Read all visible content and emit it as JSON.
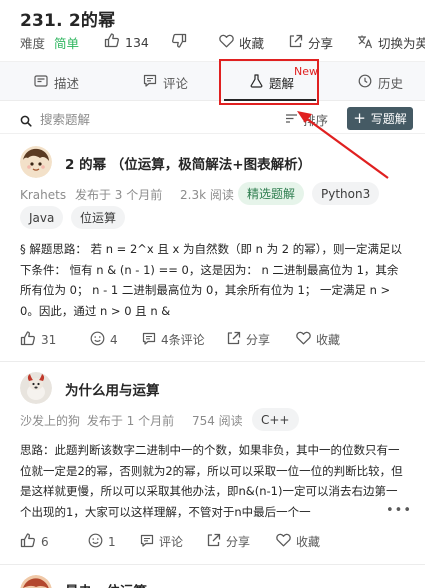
{
  "problem": {
    "title": "231. 2的幂",
    "difficulty_label": "难度",
    "difficulty_value": "简单",
    "likes": "134",
    "favorite_label": "收藏",
    "share_label": "分享",
    "switch_label": "切换为英文"
  },
  "tabs": [
    {
      "label": "描述"
    },
    {
      "label": "评论"
    },
    {
      "label": "题解"
    },
    {
      "label": "历史"
    }
  ],
  "new_badge": "New",
  "search": {
    "placeholder": "搜索题解",
    "value": ""
  },
  "sort_label": "排序",
  "write_label": "写题解",
  "posts": [
    {
      "title": "2 的幂 （位运算，极简解法+图表解析）",
      "author": "Krahets",
      "published": "发布于 3 个月前",
      "views": "2.3k 阅读",
      "tags": [
        "精选题解",
        "Python3",
        "Java",
        "位运算"
      ],
      "body": "§ 解题思路： 若 n = 2^x 且 x 为自然数（即 n 为 2 的幂），则一定满足以下条件： 恒有 n & (n - 1) == 0，这是因为： n 二进制最高位为 1，其余所有位为 0； n - 1 二进制最高位为 0，其余所有位为 1； 一定满足 n > 0。因此，通过 n > 0 且 n &",
      "likes": "31",
      "emoji": "4",
      "comments": "4条评论",
      "share": "分享",
      "favorite": "收藏"
    },
    {
      "title": "为什么用与运算",
      "author": "沙发上的狗",
      "published": "发布于 1 个月前",
      "views": "754 阅读",
      "tags": [
        "C++"
      ],
      "body": "思路：此题判断该数字二进制中一的个数，如果非负，其中一的位数只有一位就一定是2的幂，否则就为2的幂，所以可以采取一位一位的判断比较，但是这样就更慢，所以可以采取其他办法，即n&(n-1)一定可以消去右边第一个出现的1，大家可以这样理解，不管对于n中最后一个一",
      "likes": "6",
      "emoji": "1",
      "comments": "评论",
      "share": "分享",
      "favorite": "收藏"
    },
    {
      "title": "最夬 · 位运算"
    }
  ],
  "colors": {
    "accent_red": "#e02020",
    "easy_green": "#2db55d",
    "write_btn": "#455a64"
  }
}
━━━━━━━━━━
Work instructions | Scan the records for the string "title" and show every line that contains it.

Expected answer |
    "title": "231. 2的幂",
      "title": "2 的幂 （位运算，极简解法+图表解析）",
      "title": "为什么用与运算",
      "title": "最夬 · 位运算"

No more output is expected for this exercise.